Exercise objective: Every line below that holds the word "JSON" must be listed.

Source material:
--- START ---

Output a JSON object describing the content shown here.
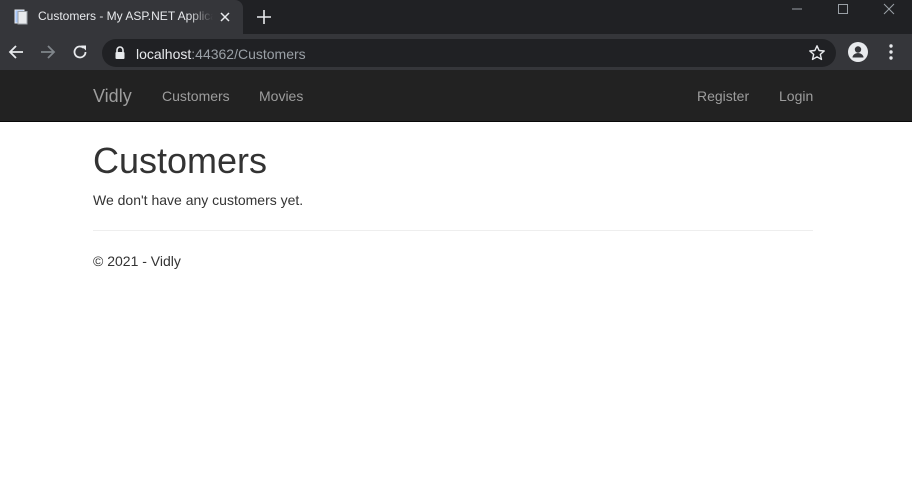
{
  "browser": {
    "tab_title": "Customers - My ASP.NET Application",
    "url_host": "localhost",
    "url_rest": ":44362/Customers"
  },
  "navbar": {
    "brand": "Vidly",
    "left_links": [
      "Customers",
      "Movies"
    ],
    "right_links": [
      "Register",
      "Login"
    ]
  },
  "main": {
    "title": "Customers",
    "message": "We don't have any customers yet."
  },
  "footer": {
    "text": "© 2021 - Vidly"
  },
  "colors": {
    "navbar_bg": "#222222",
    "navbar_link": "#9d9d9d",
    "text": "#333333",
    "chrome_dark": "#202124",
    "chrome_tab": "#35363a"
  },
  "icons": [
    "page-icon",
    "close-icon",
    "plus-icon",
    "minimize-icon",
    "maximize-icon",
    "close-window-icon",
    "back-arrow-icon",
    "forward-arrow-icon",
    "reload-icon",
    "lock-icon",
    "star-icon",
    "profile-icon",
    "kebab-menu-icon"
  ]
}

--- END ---
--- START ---

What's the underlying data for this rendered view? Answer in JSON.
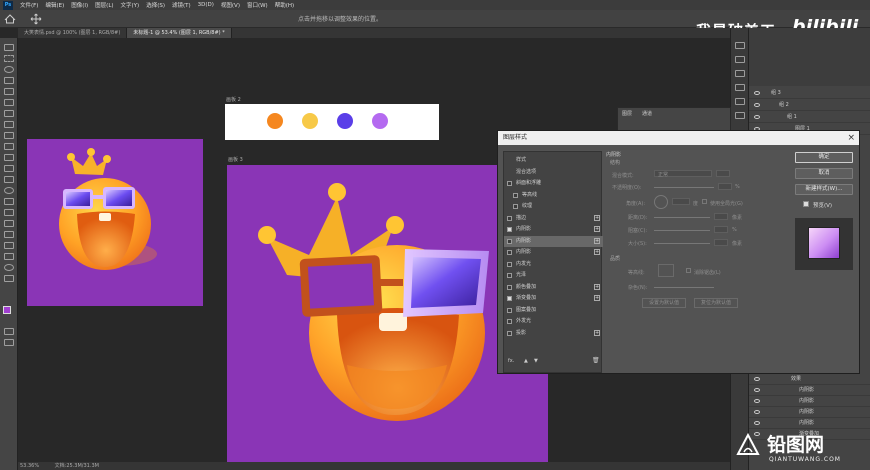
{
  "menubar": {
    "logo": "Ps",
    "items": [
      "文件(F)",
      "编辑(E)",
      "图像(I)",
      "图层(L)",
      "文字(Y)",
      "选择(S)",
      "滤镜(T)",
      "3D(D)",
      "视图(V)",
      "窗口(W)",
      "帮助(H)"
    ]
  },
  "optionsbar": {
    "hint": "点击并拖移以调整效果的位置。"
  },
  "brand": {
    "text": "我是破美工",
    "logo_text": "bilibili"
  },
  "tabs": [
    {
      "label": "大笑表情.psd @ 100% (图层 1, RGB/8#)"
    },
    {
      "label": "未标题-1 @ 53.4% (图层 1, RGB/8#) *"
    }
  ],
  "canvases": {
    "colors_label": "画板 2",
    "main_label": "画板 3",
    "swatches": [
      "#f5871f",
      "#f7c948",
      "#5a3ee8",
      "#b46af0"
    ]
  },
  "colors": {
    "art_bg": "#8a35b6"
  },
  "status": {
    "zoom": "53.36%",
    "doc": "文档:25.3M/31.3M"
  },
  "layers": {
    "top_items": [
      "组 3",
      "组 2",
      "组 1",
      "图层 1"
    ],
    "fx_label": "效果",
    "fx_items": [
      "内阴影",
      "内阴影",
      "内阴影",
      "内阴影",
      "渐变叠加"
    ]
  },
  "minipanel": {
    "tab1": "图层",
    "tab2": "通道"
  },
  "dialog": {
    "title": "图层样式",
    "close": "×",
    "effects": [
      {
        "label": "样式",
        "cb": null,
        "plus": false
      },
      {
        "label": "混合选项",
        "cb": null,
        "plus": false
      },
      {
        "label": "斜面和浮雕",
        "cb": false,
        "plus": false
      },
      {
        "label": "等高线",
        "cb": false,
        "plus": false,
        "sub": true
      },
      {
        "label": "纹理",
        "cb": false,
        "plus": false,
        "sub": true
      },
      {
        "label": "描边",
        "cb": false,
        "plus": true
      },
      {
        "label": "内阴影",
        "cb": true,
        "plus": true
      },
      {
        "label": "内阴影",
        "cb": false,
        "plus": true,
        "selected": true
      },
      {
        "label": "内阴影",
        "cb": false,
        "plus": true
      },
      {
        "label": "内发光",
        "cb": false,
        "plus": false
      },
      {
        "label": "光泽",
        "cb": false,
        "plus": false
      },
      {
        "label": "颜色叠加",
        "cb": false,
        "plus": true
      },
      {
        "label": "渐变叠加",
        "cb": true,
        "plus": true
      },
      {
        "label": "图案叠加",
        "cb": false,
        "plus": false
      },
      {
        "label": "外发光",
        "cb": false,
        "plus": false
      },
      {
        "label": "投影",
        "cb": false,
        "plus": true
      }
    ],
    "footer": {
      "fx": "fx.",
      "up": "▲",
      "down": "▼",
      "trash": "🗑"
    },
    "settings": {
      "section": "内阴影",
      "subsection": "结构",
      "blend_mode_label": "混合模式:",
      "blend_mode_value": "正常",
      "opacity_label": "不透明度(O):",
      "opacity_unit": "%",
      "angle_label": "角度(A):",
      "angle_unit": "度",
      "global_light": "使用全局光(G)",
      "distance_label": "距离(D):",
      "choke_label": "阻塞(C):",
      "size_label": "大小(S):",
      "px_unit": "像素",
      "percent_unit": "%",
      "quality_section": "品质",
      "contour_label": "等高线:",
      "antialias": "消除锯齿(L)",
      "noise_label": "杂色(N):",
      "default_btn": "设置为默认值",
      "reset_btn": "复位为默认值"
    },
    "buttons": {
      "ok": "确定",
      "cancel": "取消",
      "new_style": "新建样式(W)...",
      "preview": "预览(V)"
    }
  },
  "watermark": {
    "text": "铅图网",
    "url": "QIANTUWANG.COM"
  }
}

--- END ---

Your response:
Output a JSON object describing the content shown here.
What's the underlying data for this rendered view? Answer in JSON.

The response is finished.